I am a newbie to Vietnamese cuisine, so I probably would not have selected Lam’s Bistro for tonight’s dinner. Peter, on the other hand, has consumed his share of Pho over the last decade in restaurants and bistros up and down the West Coast. So I followed his lead, and it was a good thing I did.
Pho, if you don’t know, is the traditional Vietnamese noodle soup that took the area by storm about 20 years ago. Now a staple of the local Asian cuisine scene, you can find it about as easily as you can find espresso.
So what’s the appeal of Pho? As I found out last night, it’s a.) generous portions (a “small” bowl was an enormous serving that would equal about four cans of Campbell’s soup in volume); b.) flavor, which is strong and distinctive without being overbearing; and c.) value. Between the brisket Pho and grilled chicken Banh Mi I ordered, I spent $13 and came away with two meals worth of delicious food.
The Banh Mi is another traditional Vietnamese staple, featuring various meats and vegetables served on a sliced baguette. (Remember that Viet Nam was a French colony for many, many years!)
I also sampled Peter’s order of eggrolls, which were elegantly and expertly sliced to aid the consumption process. They were wonderfully crisp, fried darker than I expected but without tasting at all burnt.
All of the food at Lam’s is served as sharply and attractively as the photos on their website. In my experience, that’s a rare achievement at mom-and-pop eateries, where the day-to-day grind of service leads to a gradual slide in quality of presentation. Not so at Lam’s. It would appear to me that primary chef Lam Mail Huong (pictured) has trained her staff exceptionally well. Quality is high across the board at Lam’s, and service is attentive and prompt without being cloying or invasive.
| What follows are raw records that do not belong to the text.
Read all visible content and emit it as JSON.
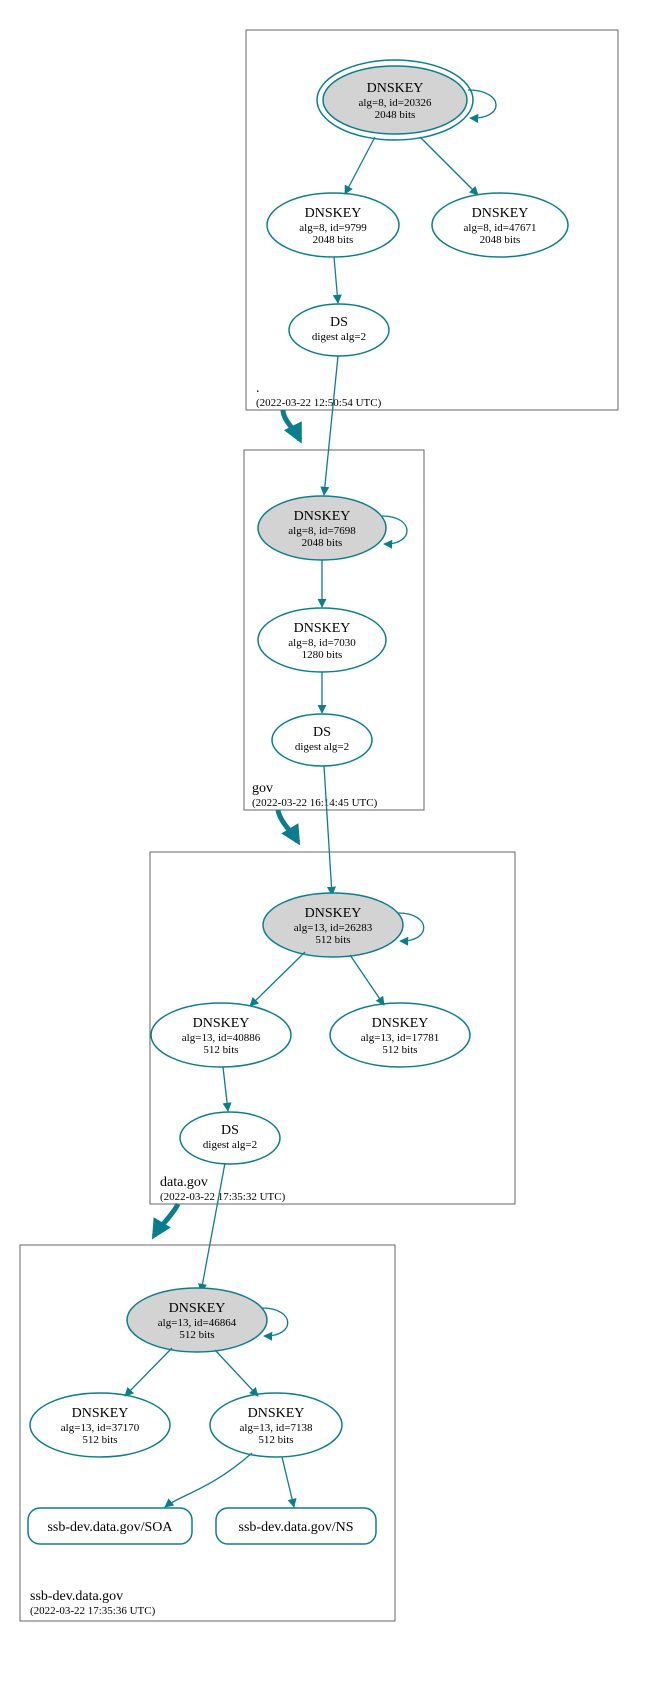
{
  "colors": {
    "teal": "#0a7e8c",
    "node_fill": "#d3d3d3"
  },
  "zones": {
    "root": {
      "label": ".",
      "timestamp": "(2022-03-22 12:50:54 UTC)"
    },
    "gov": {
      "label": "gov",
      "timestamp": "(2022-03-22 16:14:45 UTC)"
    },
    "data_gov": {
      "label": "data.gov",
      "timestamp": "(2022-03-22 17:35:32 UTC)"
    },
    "ssb_dev": {
      "label": "ssb-dev.data.gov",
      "timestamp": "(2022-03-22 17:35:36 UTC)"
    }
  },
  "nodes": {
    "root_ksk": {
      "title": "DNSKEY",
      "line2": "alg=8, id=20326",
      "line3": "2048 bits"
    },
    "root_zsk": {
      "title": "DNSKEY",
      "line2": "alg=8, id=9799",
      "line3": "2048 bits"
    },
    "root_extra": {
      "title": "DNSKEY",
      "line2": "alg=8, id=47671",
      "line3": "2048 bits"
    },
    "root_ds": {
      "title": "DS",
      "line2": "digest alg=2"
    },
    "gov_ksk": {
      "title": "DNSKEY",
      "line2": "alg=8, id=7698",
      "line3": "2048 bits"
    },
    "gov_zsk": {
      "title": "DNSKEY",
      "line2": "alg=8, id=7030",
      "line3": "1280 bits"
    },
    "gov_ds": {
      "title": "DS",
      "line2": "digest alg=2"
    },
    "dg_ksk": {
      "title": "DNSKEY",
      "line2": "alg=13, id=26283",
      "line3": "512 bits"
    },
    "dg_zsk": {
      "title": "DNSKEY",
      "line2": "alg=13, id=40886",
      "line3": "512 bits"
    },
    "dg_extra": {
      "title": "DNSKEY",
      "line2": "alg=13, id=17781",
      "line3": "512 bits"
    },
    "dg_ds": {
      "title": "DS",
      "line2": "digest alg=2"
    },
    "sd_ksk": {
      "title": "DNSKEY",
      "line2": "alg=13, id=46864",
      "line3": "512 bits"
    },
    "sd_zsk1": {
      "title": "DNSKEY",
      "line2": "alg=13, id=37170",
      "line3": "512 bits"
    },
    "sd_zsk2": {
      "title": "DNSKEY",
      "line2": "alg=13, id=7138",
      "line3": "512 bits"
    },
    "sd_soa": {
      "title": "ssb-dev.data.gov/SOA"
    },
    "sd_ns": {
      "title": "ssb-dev.data.gov/NS"
    }
  }
}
A meal at Lam’s is “a beautiful song” indeed.
Lam’s Bistro is at 10609 SE 240th St. It’s open 7 days a week, 10:30 AM to 8:30 PM.
I highly recommend it, and can’t think of a single drawback.